Y. Zhu, S. Li, J. Li, N. Falcone, S. Shah, M. Hartel, P. Young, N. Barros, R. Haghniaz, M. Ermis, J. Lee, S. Karamikamkar, S. Ahadian, V. Jucaud, M. Dokmeci, H. Kim, A. Khademhosseini.
Terasaki Institute for Biomedical Innovation, Los Angeles, California 90064, United States
School of Engineering, Westlake University, Hangzhou, Zhejiang Province, 310024, China
School of Materials Science and Engineering, Wuhan Institute of Technology, Wuhan, Hubei Province, 430205, China
4Department of Medicine, David Geffen School of Medicine, University of California-Los Angeles, Los Angeles, California 90095, United States
5Department of Chemical and Environmental Engineering, University of California-Riverside, Riverside, California 92521, United States
S. Shah, M. Hartel
Department of Bioengineering, University of California-Los Angeles, Los Angeles, California 90095, United States
Department of Nanoengineering, University of California-San Diego, San Diego, California 92093, United States
Andrew and Peggy Cherng Department of Medical Engineering, Division of Engineering and Applied Science, California Institute of Technology, Pasadena, CA, 91125 USA
Department of Materials Science and Engineering, Korea University, Seoul 02841, Republic of Korea.
Department of Materials Science and Engineering, Pohang University of Science and Technology (POSTECH), Pohang37673, Republic of Korea.
*To whom correspondence should be addressed.

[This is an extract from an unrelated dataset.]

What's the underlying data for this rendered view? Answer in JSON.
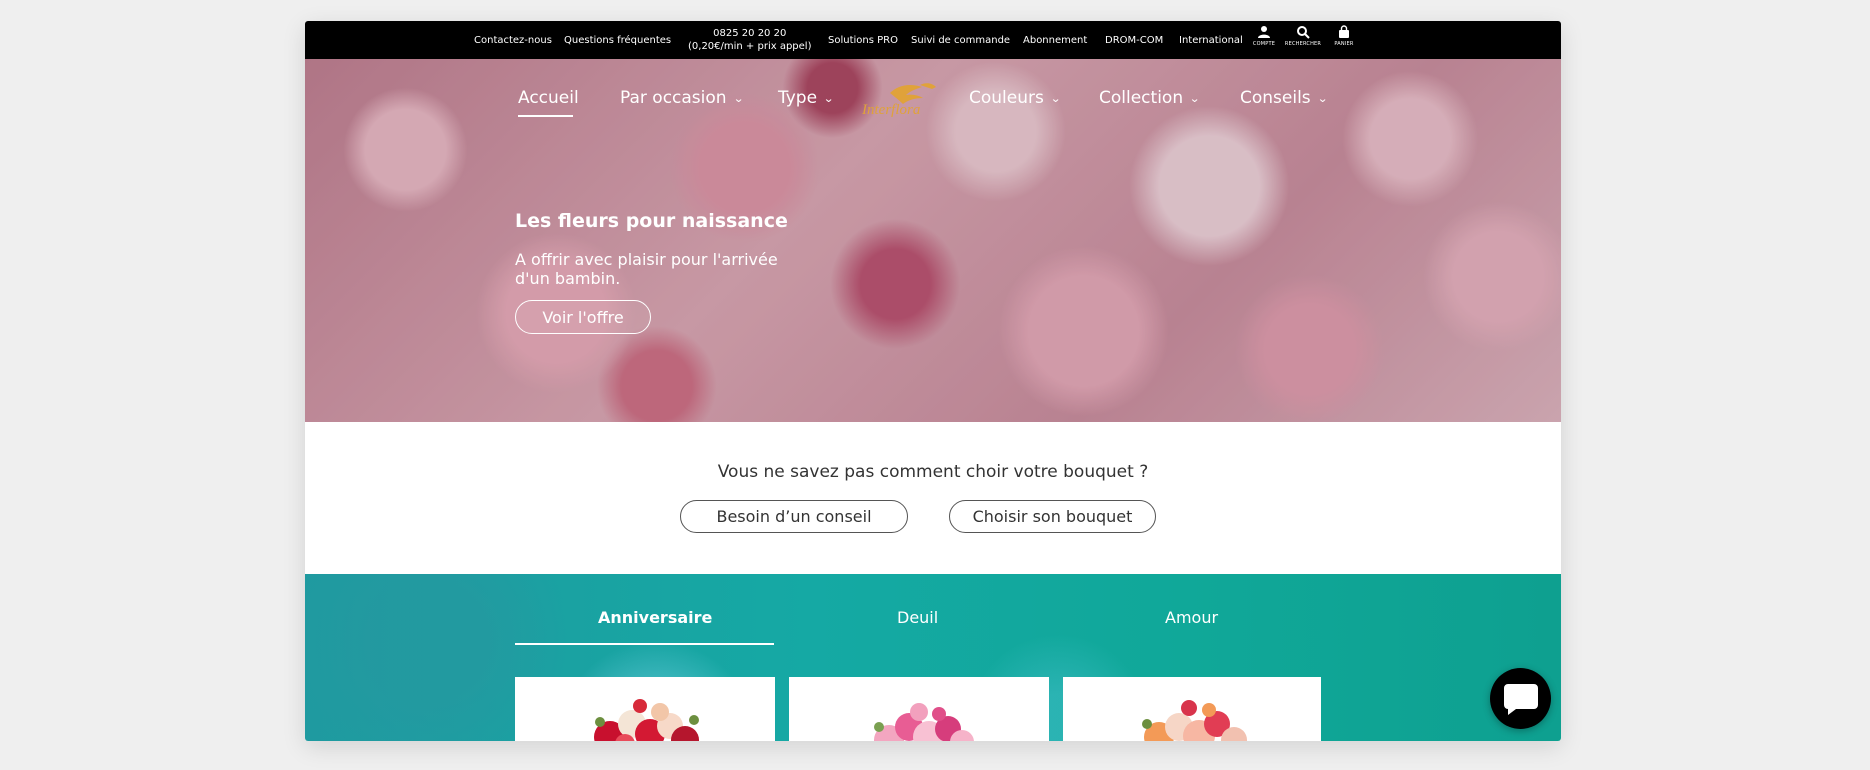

The eye is one of the most complex organs in the human body, containing rich and critical physiological information (e.g., intraocular pressure, corneal temperature, and pH) as well as a library of metabolite biomarkers (e.g., glucose, proteins, and specific ions). Smart contact lenses (SCLs) can serve as a wearable intelligent ocular prosthetic device capable of non-invasive and continuous monitoring of various essential physical/biochemical parameters and drug loading/delivery for the treatment of ocular diseases. Advances in SCL technologies and the growing public interest in personalized health are accelerating SCL research more than ever before. Here, we discussed the current status and potential of SCL development through a comprehensive review from fabrication to applications to commercialization. First, we discuss the material, fabrication, and platform designs of the SCLs for the diagnostic and therapeutic applications. Then, we review the latest advances in diagnostic and therapeutic SCLs for clinical translation. Later, we summarize the established techniques for wearable power transfer and wireless data transmission applied to current SCL devices. We also provide an outlook, future opportunities, and challenges for developing next-generation SCL devices. With the rise in interest of SCL development, this comprehensive and essential review can serve as a new paradigm for the SCL devices.